**YOUR TASK**
Check each line of the entries below for the word "author", and copy out the ones that have it.

DATASET EXTRACT Start Marker

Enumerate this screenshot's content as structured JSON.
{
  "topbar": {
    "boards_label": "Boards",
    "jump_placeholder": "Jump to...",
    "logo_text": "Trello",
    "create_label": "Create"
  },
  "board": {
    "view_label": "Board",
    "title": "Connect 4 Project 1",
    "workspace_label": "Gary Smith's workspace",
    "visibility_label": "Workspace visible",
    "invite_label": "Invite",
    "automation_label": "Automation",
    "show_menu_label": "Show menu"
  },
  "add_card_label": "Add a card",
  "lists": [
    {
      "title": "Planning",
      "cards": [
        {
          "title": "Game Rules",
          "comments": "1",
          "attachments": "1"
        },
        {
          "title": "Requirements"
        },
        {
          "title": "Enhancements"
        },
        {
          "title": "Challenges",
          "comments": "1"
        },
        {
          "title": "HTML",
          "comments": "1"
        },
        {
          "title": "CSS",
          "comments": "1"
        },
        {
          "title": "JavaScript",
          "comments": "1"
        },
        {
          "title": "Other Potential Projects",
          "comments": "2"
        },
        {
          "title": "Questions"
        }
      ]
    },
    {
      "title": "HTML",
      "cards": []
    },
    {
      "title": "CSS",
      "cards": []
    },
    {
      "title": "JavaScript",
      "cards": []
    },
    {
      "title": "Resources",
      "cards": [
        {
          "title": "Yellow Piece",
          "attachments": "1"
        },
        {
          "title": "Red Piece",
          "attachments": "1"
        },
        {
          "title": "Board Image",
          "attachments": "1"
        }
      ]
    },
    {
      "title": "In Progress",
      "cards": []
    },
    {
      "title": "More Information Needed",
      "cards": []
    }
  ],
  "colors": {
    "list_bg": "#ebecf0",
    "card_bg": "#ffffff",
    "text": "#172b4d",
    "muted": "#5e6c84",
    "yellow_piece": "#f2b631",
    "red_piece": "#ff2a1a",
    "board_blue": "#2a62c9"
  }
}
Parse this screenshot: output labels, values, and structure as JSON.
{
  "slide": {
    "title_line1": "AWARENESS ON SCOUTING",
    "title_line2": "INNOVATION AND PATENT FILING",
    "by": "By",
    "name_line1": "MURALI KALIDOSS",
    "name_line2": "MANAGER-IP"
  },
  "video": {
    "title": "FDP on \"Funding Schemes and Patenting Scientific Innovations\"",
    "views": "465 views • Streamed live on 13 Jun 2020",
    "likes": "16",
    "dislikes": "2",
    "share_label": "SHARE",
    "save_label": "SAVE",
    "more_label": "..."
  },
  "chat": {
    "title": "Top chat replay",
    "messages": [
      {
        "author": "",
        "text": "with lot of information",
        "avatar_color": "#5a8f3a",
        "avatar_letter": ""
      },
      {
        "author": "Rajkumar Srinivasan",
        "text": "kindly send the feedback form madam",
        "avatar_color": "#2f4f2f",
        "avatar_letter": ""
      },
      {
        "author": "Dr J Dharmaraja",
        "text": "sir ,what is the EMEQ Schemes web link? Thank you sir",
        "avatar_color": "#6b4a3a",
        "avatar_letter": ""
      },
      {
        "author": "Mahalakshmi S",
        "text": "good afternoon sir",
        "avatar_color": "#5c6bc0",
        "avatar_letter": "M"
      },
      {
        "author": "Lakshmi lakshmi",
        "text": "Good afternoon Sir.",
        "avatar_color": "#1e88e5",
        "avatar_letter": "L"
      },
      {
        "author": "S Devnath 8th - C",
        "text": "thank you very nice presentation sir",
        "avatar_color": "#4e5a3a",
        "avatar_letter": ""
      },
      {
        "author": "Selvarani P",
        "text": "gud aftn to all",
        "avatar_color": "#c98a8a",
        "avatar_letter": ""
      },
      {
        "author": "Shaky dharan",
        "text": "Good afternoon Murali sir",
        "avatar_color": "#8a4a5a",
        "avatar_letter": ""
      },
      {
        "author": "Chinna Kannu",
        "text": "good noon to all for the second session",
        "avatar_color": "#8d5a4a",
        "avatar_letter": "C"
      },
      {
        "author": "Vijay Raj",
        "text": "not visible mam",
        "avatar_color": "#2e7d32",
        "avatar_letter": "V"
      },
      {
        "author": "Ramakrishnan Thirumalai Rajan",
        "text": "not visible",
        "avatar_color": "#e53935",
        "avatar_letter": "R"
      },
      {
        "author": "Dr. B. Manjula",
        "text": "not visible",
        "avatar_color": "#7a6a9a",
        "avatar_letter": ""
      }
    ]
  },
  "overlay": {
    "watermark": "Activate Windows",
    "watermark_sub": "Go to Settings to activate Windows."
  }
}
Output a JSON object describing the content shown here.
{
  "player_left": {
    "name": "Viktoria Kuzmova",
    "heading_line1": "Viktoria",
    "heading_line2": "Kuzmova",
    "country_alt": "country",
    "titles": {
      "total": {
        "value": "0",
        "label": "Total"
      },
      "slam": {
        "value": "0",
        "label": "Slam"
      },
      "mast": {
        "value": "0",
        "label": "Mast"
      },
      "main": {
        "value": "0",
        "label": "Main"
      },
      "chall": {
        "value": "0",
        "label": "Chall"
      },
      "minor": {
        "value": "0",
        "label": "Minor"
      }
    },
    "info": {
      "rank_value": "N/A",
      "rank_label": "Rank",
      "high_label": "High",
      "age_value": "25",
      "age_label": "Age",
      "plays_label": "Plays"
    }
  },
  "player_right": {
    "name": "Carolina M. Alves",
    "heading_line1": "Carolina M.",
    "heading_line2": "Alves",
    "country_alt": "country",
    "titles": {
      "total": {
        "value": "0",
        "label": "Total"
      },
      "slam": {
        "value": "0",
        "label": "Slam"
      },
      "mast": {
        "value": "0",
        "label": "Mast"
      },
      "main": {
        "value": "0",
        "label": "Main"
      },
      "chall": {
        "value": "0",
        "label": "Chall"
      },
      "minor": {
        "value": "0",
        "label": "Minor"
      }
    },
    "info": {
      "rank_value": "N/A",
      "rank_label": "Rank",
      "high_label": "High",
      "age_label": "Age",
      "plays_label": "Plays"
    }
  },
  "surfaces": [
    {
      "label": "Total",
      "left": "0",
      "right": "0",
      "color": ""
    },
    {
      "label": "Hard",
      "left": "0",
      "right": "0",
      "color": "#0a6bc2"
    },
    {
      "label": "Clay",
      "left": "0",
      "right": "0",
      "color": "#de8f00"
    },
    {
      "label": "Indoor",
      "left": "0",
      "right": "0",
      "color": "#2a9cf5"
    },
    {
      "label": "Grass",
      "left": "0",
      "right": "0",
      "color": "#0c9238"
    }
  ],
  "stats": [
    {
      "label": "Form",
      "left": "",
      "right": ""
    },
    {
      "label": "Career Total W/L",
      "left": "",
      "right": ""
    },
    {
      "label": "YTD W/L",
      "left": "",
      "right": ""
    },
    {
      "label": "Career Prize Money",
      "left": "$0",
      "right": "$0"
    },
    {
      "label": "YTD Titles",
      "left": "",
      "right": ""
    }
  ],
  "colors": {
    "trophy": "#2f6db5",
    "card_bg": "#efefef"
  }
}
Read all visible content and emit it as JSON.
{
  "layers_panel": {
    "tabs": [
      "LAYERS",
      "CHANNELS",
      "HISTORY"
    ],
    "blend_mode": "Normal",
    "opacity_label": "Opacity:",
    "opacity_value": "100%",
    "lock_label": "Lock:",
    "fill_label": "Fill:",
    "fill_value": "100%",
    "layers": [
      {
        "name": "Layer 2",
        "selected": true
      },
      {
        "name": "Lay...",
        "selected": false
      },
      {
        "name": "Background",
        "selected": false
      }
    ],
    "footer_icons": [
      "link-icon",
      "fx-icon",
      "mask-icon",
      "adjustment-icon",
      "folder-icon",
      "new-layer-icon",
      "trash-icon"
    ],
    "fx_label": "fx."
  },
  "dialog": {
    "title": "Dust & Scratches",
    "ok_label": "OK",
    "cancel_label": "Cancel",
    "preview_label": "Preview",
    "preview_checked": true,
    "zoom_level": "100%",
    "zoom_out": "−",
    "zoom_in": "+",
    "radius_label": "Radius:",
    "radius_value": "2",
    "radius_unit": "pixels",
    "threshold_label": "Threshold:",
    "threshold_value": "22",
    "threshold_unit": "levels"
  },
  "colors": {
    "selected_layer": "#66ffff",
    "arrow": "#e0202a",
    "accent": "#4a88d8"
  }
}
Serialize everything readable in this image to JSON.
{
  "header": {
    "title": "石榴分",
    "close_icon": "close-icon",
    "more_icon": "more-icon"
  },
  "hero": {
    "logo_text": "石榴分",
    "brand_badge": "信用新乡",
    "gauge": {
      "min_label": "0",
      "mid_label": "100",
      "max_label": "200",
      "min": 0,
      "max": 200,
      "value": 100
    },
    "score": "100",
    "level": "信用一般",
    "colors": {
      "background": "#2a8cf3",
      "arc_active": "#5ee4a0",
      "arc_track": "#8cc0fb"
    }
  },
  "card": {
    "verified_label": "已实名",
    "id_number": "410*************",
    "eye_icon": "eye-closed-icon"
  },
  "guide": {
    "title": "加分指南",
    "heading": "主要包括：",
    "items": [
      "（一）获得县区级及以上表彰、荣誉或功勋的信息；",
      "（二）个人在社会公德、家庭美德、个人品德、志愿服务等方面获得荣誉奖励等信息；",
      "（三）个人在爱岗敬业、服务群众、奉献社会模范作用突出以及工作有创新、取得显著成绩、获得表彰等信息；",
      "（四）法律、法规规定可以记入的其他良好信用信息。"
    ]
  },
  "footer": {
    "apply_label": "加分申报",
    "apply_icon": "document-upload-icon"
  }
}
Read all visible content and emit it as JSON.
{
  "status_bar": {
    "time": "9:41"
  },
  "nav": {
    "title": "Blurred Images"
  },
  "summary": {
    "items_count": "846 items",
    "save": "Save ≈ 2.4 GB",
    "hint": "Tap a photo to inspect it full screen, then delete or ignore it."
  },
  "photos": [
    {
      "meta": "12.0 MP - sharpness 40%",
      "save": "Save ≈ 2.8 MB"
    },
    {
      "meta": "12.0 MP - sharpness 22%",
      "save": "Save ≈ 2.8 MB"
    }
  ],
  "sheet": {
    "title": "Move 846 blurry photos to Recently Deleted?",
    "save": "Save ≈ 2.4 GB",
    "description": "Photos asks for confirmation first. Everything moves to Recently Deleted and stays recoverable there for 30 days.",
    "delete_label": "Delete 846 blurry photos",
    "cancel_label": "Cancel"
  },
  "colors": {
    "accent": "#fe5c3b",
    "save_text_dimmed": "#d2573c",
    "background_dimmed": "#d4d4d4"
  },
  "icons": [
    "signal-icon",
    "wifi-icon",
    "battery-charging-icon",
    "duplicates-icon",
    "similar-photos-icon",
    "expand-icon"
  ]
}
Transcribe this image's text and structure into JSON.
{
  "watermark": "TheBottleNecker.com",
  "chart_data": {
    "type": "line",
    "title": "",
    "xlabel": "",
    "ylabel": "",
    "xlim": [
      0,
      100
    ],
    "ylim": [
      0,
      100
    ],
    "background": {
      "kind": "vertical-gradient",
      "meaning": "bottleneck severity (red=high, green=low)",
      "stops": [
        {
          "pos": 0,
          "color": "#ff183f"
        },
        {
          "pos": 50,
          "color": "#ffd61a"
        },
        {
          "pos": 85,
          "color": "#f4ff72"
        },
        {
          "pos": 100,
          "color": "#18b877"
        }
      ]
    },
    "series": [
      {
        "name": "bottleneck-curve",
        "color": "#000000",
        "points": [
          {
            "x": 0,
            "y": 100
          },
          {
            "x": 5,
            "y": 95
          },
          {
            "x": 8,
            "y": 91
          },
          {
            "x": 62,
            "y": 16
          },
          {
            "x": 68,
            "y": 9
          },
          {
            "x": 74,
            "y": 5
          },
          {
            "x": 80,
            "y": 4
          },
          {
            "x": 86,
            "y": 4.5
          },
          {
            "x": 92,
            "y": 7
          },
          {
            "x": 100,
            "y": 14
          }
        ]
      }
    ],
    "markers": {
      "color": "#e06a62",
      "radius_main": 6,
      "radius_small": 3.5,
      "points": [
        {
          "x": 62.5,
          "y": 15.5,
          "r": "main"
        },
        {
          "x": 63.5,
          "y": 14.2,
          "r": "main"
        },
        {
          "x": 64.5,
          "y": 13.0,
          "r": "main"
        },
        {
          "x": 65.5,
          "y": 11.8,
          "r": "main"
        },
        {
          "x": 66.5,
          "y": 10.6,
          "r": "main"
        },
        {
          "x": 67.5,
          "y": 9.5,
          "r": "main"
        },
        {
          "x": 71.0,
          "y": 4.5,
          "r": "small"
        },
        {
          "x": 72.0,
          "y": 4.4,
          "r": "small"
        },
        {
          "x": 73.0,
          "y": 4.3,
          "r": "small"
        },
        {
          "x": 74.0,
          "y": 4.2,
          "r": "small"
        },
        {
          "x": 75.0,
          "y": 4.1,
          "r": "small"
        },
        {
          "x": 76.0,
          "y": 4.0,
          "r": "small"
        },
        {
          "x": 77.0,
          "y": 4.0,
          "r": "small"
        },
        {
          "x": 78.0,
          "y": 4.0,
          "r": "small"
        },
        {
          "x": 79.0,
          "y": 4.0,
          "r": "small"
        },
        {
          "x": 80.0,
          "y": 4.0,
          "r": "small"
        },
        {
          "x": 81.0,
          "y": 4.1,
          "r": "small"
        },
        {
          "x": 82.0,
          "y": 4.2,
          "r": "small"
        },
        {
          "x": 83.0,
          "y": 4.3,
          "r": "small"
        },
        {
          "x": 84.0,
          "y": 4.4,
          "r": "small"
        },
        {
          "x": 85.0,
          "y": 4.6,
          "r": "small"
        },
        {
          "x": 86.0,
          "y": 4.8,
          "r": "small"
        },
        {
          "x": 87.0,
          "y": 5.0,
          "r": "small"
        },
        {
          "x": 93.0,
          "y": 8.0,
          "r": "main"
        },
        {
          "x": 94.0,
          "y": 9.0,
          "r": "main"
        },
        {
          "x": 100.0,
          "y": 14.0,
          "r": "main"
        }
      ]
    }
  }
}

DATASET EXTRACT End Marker

**RESPONSE FOR THIS EXERCISE**
        "author": "",
        "author": "Rajkumar Srinivasan",
        "author": "Dr J Dharmaraja",
        "author": "Mahalakshmi S",
        "author": "Lakshmi lakshmi",
        "author": "S Devnath 8th - C",
        "author": "Selvarani P",
        "author": "Shaky dharan",
        "author": "Chinna Kannu",
        "author": "Vijay Raj",
        "author": "Ramakrishnan Thirumalai Rajan",
        "author": "Dr. B. Manjula",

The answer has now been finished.